Ann Goodrich chr. 17 Jan 1602
Susan Goodrich chr. 9 Feb 1603
Mary Goodrich chr. 24 May 1605
Francis Goodrich chr. 6 May 1610
Thomas Goodrich chr. 14 Apr  1615
John Goodrich chr. 22 Mar 1618

I assume that John Goodrich was privileged here as the youngest son, to receive the majority of his father's goods, which I think is the old East Anglian custom.  He would be executor when he reached the age of majority, but until then his uncle Robert and his father's friend, Mr. Allington would look out for the estate.  The tenement purchased from John and Margaret Bull is interesting.  Margaret was the remarried widow of Thomas Goodrich, Gentleman, of Clifford's Inn, London, who died about 1597 and owned the manor of Hardwick in Suffolk.  So there must have been a close connection between Thomas Goodrich and John Goodrich.  We also know that John Goodrich had a brother named Robert Goodrich.  The fact that he named a son Francis and had a brother named Robert is also interesting from the point of view that he may have been a grandson of Francis Pynner, Gent., of Bury, whose very lengthy and widely publicized will of 1639 mentions a grandson Robert Goodrich and a great grandson Francis Goodrich.

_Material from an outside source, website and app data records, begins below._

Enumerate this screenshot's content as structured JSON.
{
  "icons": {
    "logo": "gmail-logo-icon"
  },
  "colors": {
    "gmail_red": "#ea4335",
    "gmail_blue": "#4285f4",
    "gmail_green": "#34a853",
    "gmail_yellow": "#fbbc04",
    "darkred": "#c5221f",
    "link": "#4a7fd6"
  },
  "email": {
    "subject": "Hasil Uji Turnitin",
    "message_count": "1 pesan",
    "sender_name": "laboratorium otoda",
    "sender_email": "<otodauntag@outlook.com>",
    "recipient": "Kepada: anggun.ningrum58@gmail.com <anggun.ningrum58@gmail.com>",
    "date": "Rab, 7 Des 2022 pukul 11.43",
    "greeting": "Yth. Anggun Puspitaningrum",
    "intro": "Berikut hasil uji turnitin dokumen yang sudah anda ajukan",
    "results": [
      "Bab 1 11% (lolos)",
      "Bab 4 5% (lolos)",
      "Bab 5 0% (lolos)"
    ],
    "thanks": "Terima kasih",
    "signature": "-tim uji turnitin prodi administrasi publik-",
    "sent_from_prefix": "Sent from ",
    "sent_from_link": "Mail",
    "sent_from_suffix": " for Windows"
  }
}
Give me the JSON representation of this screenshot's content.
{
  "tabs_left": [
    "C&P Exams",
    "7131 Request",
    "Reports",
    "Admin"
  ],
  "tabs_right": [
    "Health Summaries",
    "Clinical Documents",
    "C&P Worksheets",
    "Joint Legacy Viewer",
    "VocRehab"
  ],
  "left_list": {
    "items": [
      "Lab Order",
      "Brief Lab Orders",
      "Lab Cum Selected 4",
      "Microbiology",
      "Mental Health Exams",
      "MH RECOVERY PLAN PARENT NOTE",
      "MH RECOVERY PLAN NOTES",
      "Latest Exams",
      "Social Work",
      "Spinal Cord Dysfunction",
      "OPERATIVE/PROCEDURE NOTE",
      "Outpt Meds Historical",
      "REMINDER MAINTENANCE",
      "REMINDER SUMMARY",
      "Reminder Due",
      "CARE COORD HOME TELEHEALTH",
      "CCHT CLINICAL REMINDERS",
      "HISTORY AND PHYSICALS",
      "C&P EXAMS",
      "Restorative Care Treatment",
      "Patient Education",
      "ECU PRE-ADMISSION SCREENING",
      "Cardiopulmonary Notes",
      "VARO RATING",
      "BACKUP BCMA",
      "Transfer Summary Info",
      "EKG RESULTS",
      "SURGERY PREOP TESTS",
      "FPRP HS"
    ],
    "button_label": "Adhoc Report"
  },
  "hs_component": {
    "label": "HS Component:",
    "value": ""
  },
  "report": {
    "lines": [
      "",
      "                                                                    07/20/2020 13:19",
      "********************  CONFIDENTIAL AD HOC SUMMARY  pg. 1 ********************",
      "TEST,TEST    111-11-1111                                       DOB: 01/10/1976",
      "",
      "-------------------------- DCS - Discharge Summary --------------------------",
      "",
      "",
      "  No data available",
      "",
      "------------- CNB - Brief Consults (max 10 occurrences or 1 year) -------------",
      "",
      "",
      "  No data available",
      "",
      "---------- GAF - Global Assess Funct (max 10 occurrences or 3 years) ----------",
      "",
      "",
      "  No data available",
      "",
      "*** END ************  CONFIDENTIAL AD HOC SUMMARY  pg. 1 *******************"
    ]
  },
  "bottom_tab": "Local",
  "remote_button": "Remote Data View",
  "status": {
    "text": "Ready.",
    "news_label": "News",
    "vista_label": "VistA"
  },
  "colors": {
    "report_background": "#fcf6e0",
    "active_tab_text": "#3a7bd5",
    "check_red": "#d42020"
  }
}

Well, there is something to be said in favor of either of these two possibilities.  In both cases, the ages match almost exactly.  The DNA testing would point toward a family of this particular locale.  The fact that Thomas of John was not his father's principal heir and might have been driven to find opportunities in America is a salient point.  Another key point is that in each case, children in the family share names with one or two of the children of Lt. Col. Thomas Goodrich--in one case, Benjamin and Ann, and in the other case, Joseph.  Finally, in the case of John Goodrich's Thomas, we can see the possibility of status transferring from a father to son.  Lt. Col. Goodrich was a prominent figure almost from his arrival in America and it is possible that due to his family's professional connections and position in local government he absorbed some of that status for himself.

It is also interesting in both cases that there are John Goodriches in the family whose ages match that of the John who settled in Isle of Wight Co., VA, although I doubt very much that feltmaker John's son would have abandoned his opportunities in Bury St. Edmunds to travel to the New World, especially at such a young age.